* **PROBLEM STATEMENT**
Beginning at the line containing "What's the underlying", give again every line through the end of the data, unchanged and with both ends included. Drop any pictures.

++++ RECORDED DATA ++++

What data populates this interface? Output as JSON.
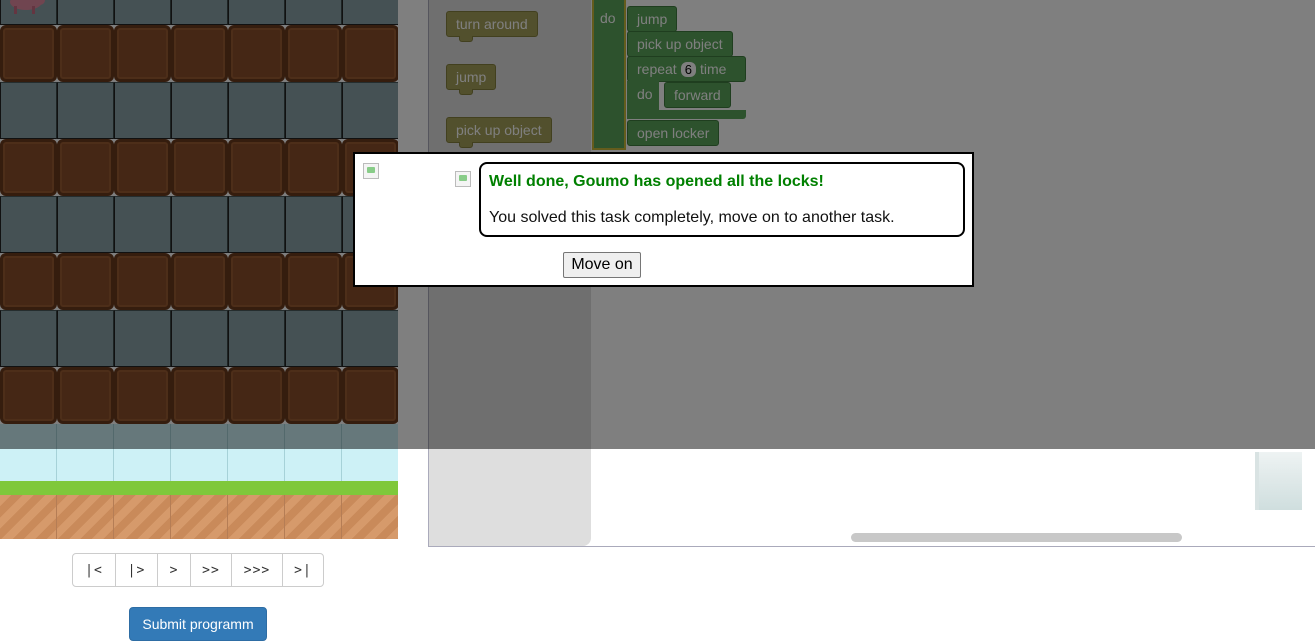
{
  "palette": {
    "block_green": "#5ba55b",
    "block_olive": "#a5a05a",
    "submit_blue": "#337ab7",
    "success_green": "#008000",
    "overlay": "rgba(0,0,0,0.5)"
  },
  "step_controls": [
    "|<",
    "|>",
    ">",
    ">>",
    ">>>",
    ">|"
  ],
  "submit_label": "Submit programm",
  "flyout_blocks": [
    "turn around",
    "jump",
    "pick up object"
  ],
  "program": {
    "do_keyword": "do",
    "block_jump": "jump",
    "block_pick_up": "pick up object",
    "repeat_label": "repeat",
    "repeat_count": "6",
    "repeat_unit": "time",
    "inner_do_keyword": "do",
    "inner_block": "forward",
    "block_open_locker": "open locker"
  },
  "dialog": {
    "title": "Well done, Goumo has opened all the locks!",
    "message": "You solved this task completely, move on to another task.",
    "button": "Move on"
  }
}
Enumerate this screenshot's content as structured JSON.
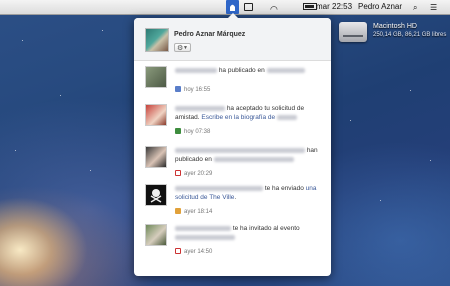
{
  "menubar": {
    "clock": "mar 22:53",
    "user": "Pedro Aznar"
  },
  "desktop": {
    "drive_name": "Macintosh HD",
    "drive_info": "250,14 GB, 86,21 GB libres"
  },
  "popover": {
    "profile_name": "Pedro Aznar Márquez",
    "gear_symbol": "⚙",
    "notifications": [
      {
        "text_before": "",
        "action": "ha publicado en",
        "link": "",
        "text_after": "",
        "time": "hoy 16:55",
        "icon": "post-icon"
      },
      {
        "text_before": "",
        "action": "ha aceptado tu solicitud de amistad.",
        "link": "Escribe en la biografía de",
        "text_after": "",
        "time": "hoy 07:38",
        "icon": "friend-icon"
      },
      {
        "text_before": "",
        "action": "han publicado en",
        "link": "",
        "text_after": "",
        "time": "ayer 20:29",
        "icon": "calendar-icon"
      },
      {
        "text_before": "",
        "action": "te ha enviado",
        "link": "una solicitud",
        "link2": "de The Ville",
        "text_after": ".",
        "time": "ayer 18:14",
        "icon": "app-icon"
      },
      {
        "text_before": "",
        "action": "te ha invitado al evento",
        "link": "",
        "text_after": "",
        "time": "ayer 14:50",
        "icon": "calendar-icon"
      }
    ]
  },
  "colors": {
    "facebook_blue": "#3b5998",
    "menubar_fb_highlight": "#2f66c8"
  }
}
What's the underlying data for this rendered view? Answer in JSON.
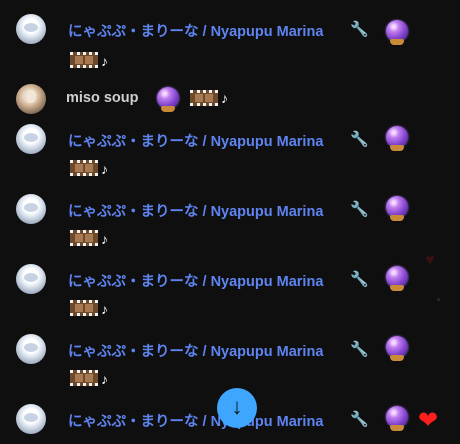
{
  "chat": {
    "messages": [
      {
        "author": "にゃぷぷ・まりーな / Nyapupu Marina",
        "member": true,
        "avatar": "marina-avatar",
        "emojis": [
          "crystal-ball",
          "film-strip",
          "music-note"
        ],
        "note": "♪"
      },
      {
        "author": "miso soup",
        "member": false,
        "avatar": "miso-avatar",
        "emojis": [
          "crystal-ball",
          "film-strip",
          "music-note"
        ],
        "note": "♪"
      },
      {
        "author": "にゃぷぷ・まりーな / Nyapupu Marina",
        "member": true,
        "avatar": "marina-avatar",
        "emojis": [
          "crystal-ball",
          "film-strip",
          "music-note"
        ],
        "note": "♪"
      },
      {
        "author": "にゃぷぷ・まりーな / Nyapupu Marina",
        "member": true,
        "avatar": "marina-avatar",
        "emojis": [
          "crystal-ball",
          "film-strip",
          "music-note"
        ],
        "note": "♪"
      },
      {
        "author": "にゃぷぷ・まりーな / Nyapupu Marina",
        "member": true,
        "avatar": "marina-avatar",
        "emojis": [
          "crystal-ball",
          "film-strip",
          "music-note"
        ],
        "note": "♪"
      },
      {
        "author": "にゃぷぷ・まりーな / Nyapupu Marina",
        "member": true,
        "avatar": "marina-avatar",
        "emojis": [
          "crystal-ball",
          "film-strip",
          "music-note"
        ],
        "note": "♪"
      },
      {
        "author": "にゃぷぷ・まりーな / Nyapupu Marina",
        "member": true,
        "avatar": "marina-avatar",
        "emojis": [
          "crystal-ball"
        ]
      }
    ],
    "moderator_badge_icon": "wrench-icon",
    "scroll_button_icon": "arrow-down-icon",
    "reaction_icon": "heart-icon",
    "colors": {
      "member_name": "#5e84f1",
      "normal_name": "#cfcfcf",
      "fab": "#3ea6ff",
      "heart": "#ff1e1e",
      "background": "#0f0f0f"
    }
  }
}
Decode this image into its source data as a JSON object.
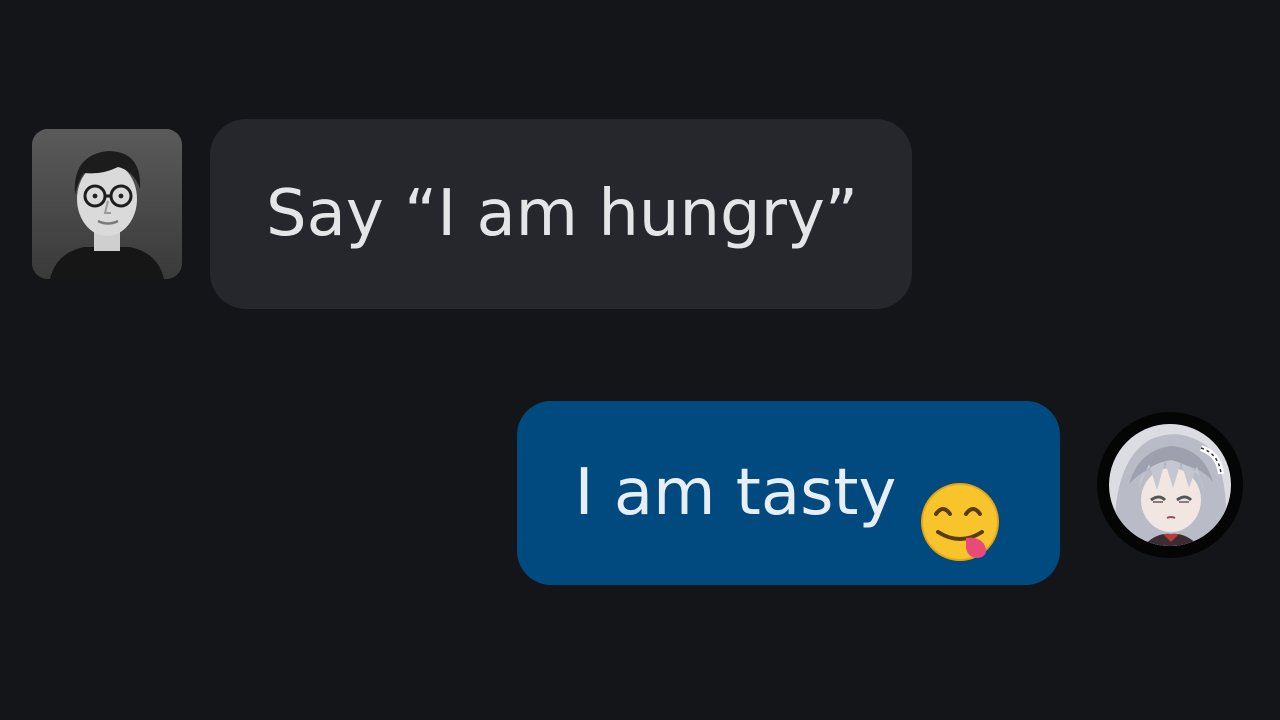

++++

* **EXERCISE OUTPUT**
What's the underlying data for this rendered view? Answer in JSON.
{
  "chat": {
    "messages": [
      {
        "author": "にゃぷぷ・まりーな / Nyapupu Marina",
        "member": true,
        "avatar": "marina-avatar",
        "emojis": [
          "crystal-ball",
          "film-strip",
          "music-note"
        ],
        "note": "♪"
      },
      {
        "author": "miso soup",
        "member": false,
        "avatar": "miso-avatar",
        "emojis": [
          "crystal-ball",
          "film-strip",
          "music-note"
        ],
        "note": "♪"
      },
      {
        "author": "にゃぷぷ・まりーな / Nyapupu Marina",
        "member": true,
        "avatar": "marina-avatar",
        "emojis": [
          "crystal-ball",
          "film-strip",
          "music-note"
        ],
        "note": "♪"
      },
      {
        "author": "にゃぷぷ・まりーな / Nyapupu Marina",
        "member": true,
        "avatar": "marina-avatar",
        "emojis": [
          "crystal-ball",
          "film-strip",
          "music-note"
        ],
        "note": "♪"
      },
      {
        "author": "にゃぷぷ・まりーな / Nyapupu Marina",
        "member": true,
        "avatar": "marina-avatar",
        "emojis": [
          "crystal-ball",
          "film-strip",
          "music-note"
        ],
        "note": "♪"
      },
      {
        "author": "にゃぷぷ・まりーな / Nyapupu Marina",
        "member": true,
        "avatar": "marina-avatar",
        "emojis": [
          "crystal-ball",
          "film-strip",
          "music-note"
        ],
        "note": "♪"
      },
      {
        "author": "にゃぷぷ・まりーな / Nyapupu Marina",
        "member": true,
        "avatar": "marina-avatar",
        "emojis": [
          "crystal-ball"
        ]
      }
    ],
    "moderator_badge_icon": "wrench-icon",
    "scroll_button_icon": "arrow-down-icon",
    "reaction_icon": "heart-icon",
    "colors": {
      "member_name": "#5e84f1",
      "normal_name": "#cfcfcf",
      "fab": "#3ea6ff",
      "heart": "#ff1e1e",
      "background": "#0f0f0f"
    }
  }
}
Decode this image into its source data as a JSON object.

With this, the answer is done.